Body Elements

The X-T10 uses the same 16.3 megapixel X-Trans CMOS II sensor as the X-T1. The unique X-Trans color-filter pattern aims to cut down on moiré and false color, without the need for an optical low-pass filter.

The X-T10 doesn't have the largest electronic viewfinder around at 0.62x magnification but resolution is impressive at 2.36M dots, the same as the Fujifilm X30. To the left of the viewfinder is the diopter adjuster wheel.
The 3.2 inch, 920k dot LCD screen tilts downward 45 degrees and upwards a bit further than 90 degrees.
The X-T10 does not have a flash sync port, like its older sibling, the X-T1, but it does offer a tiny pop-up flash.

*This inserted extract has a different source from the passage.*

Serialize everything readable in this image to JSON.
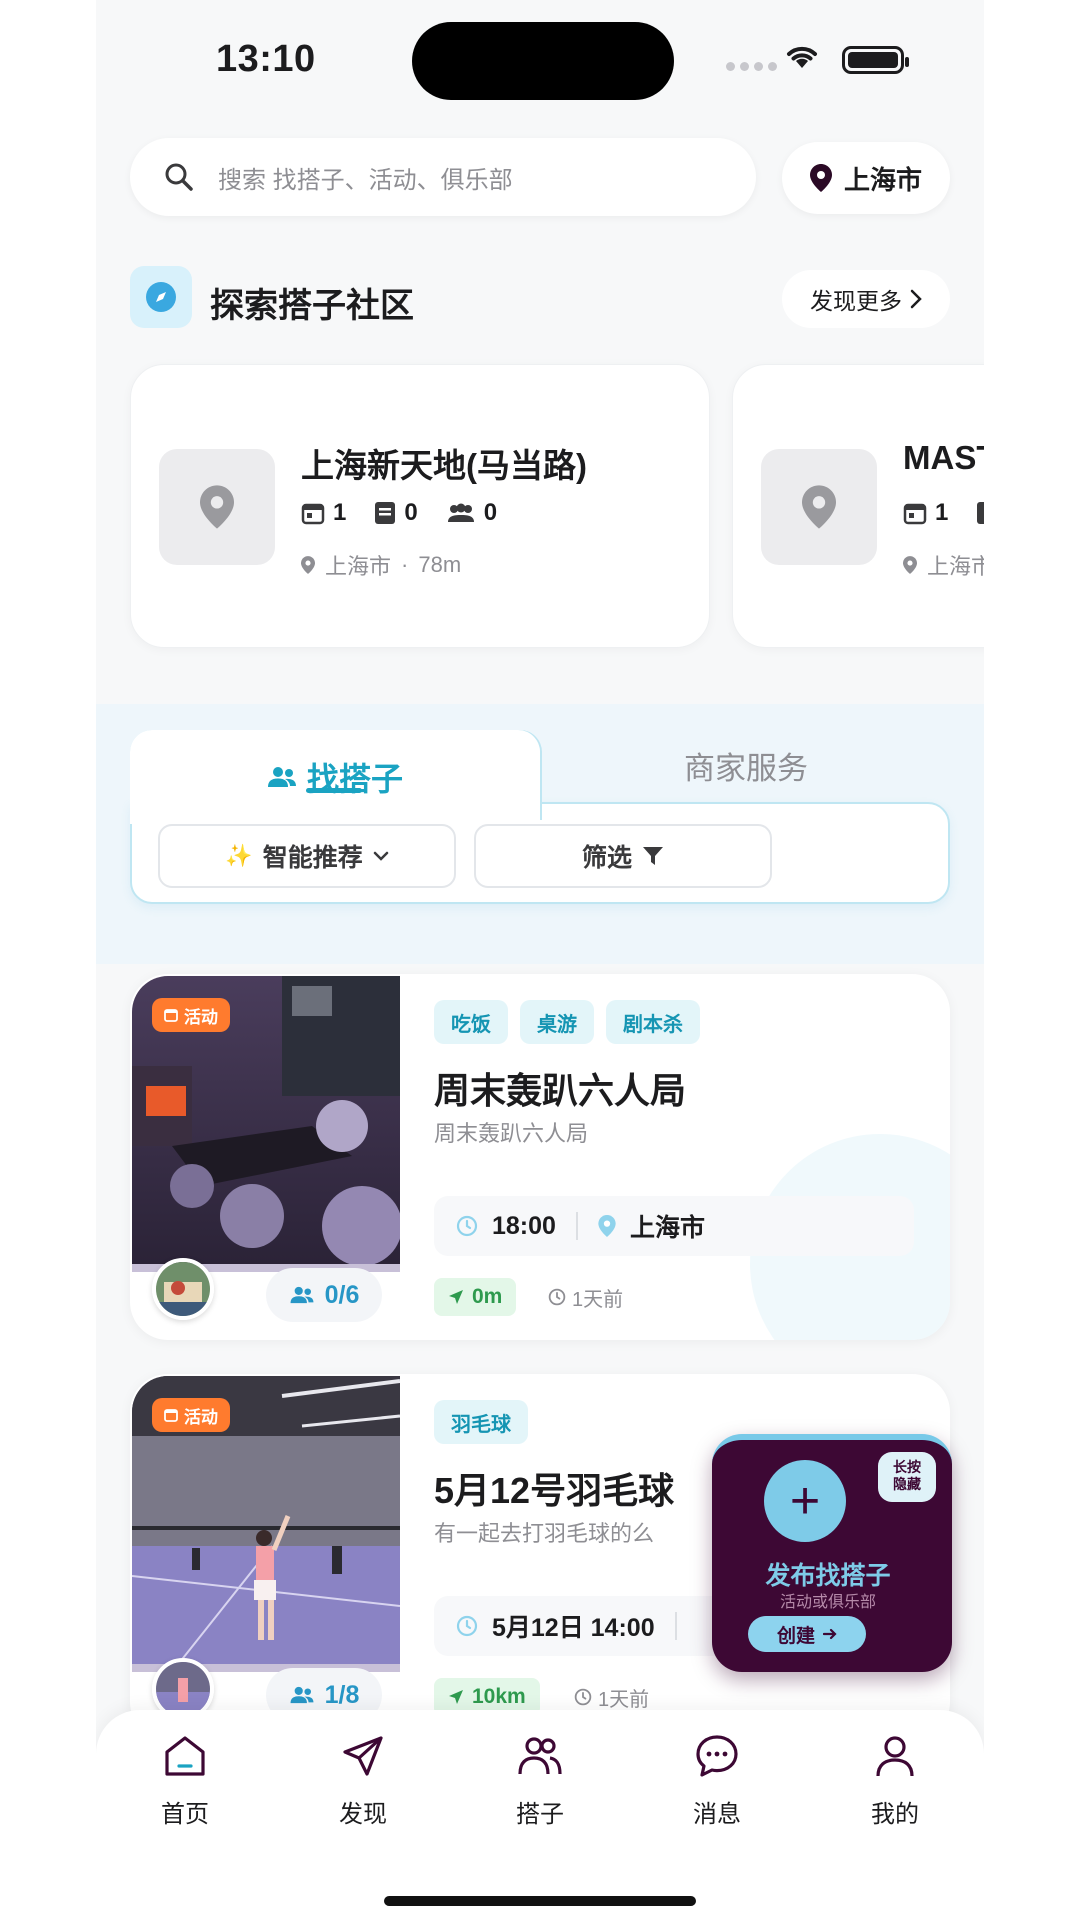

You can override the top shutter dial by setting it to time (T) mode, and dialing in your shutter speed instead via the control dials. This makes it easier to change shutter speeds without having to take your eye away from the camera, and also makes it easier to adjust one's shutter speed in 1/3 EV increments.

The lever to the right of the shutter dial switches the camera into full auto mode.

The lone dial on the top left portion of the camera controls the drive mode of the camera. The lever to the bottom left of it activates the pop-up flash.
Focus mode is set via a small dial on the front bottom right of the X-T10. It toggles focus between single AF, continuous and manual focus.
The battery and SD card share space underneath the X-T10. It uses the same 8.7Wh battery as the X-T1 (the NP-W126).

The battery life is rated at 315 shots per charge, when tested to CIPA standards.
Looking at the back of the camera, on the left side is where the mic/remote, micro HDMI, and micro USB ports live. You'll find them tucked behind a somewhat flimsy-feeling plastic door.